Start of Input records

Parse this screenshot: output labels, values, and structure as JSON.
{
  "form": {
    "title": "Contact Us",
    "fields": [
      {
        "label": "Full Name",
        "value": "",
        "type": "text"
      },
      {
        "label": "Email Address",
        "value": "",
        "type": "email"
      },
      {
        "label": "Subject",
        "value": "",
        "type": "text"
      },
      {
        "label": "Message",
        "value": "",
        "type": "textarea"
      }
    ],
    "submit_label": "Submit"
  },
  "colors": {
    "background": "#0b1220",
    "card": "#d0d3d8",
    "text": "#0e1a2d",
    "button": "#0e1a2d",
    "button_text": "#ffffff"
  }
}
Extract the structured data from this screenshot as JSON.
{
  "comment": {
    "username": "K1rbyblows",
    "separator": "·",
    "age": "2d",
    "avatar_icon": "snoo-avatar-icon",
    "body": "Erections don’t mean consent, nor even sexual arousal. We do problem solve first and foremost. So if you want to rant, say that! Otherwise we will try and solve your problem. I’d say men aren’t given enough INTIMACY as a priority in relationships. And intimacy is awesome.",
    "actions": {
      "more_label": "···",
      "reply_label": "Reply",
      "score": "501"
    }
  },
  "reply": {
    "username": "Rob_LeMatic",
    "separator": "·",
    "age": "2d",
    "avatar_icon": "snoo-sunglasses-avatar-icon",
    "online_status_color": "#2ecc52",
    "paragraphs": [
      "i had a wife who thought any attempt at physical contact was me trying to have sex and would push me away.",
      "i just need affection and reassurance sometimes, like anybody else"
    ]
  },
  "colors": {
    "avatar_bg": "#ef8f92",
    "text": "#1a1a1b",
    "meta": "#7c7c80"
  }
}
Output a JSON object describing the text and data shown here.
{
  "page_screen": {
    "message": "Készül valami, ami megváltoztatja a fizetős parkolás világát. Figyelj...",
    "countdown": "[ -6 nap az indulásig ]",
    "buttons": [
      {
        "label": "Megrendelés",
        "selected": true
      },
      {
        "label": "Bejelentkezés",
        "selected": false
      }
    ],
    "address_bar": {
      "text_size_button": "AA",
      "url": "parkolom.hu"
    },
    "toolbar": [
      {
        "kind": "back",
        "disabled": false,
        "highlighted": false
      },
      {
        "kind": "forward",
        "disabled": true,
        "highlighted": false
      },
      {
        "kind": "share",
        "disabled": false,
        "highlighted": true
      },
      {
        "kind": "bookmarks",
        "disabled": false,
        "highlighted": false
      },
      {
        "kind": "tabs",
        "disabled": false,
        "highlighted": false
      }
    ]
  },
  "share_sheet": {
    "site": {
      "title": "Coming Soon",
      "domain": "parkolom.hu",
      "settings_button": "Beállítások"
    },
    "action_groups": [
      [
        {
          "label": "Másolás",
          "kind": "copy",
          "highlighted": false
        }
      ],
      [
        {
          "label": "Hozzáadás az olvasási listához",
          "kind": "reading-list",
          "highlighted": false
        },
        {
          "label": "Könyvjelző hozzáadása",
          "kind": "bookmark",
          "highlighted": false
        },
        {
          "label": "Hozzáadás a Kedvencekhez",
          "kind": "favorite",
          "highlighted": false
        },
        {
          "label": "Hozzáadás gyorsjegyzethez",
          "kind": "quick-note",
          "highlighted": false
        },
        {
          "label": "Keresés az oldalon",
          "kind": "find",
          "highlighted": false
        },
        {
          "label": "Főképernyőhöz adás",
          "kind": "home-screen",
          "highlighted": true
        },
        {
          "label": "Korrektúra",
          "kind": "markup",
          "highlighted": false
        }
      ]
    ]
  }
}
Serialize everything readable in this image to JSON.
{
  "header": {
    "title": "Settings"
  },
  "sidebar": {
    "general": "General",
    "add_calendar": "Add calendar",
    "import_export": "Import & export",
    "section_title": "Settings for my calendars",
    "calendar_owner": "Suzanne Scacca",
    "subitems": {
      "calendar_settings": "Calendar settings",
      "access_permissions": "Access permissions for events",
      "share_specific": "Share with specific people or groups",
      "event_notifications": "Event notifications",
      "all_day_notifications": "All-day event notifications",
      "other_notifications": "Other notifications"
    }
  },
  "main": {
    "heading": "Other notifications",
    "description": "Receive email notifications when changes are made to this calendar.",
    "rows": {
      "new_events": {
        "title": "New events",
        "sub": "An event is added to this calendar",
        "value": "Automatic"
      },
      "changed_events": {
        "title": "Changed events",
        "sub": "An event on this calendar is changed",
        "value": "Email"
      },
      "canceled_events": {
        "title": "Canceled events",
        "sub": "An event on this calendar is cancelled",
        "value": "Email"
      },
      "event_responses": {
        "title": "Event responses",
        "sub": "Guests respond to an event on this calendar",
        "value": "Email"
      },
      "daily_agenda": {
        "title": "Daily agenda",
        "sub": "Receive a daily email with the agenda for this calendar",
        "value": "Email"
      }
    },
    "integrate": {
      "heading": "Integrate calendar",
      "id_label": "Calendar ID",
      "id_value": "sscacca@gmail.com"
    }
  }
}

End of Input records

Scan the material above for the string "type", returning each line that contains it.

        "type": "text"
        "type": "email"
        "type": "text"
        "type": "textarea"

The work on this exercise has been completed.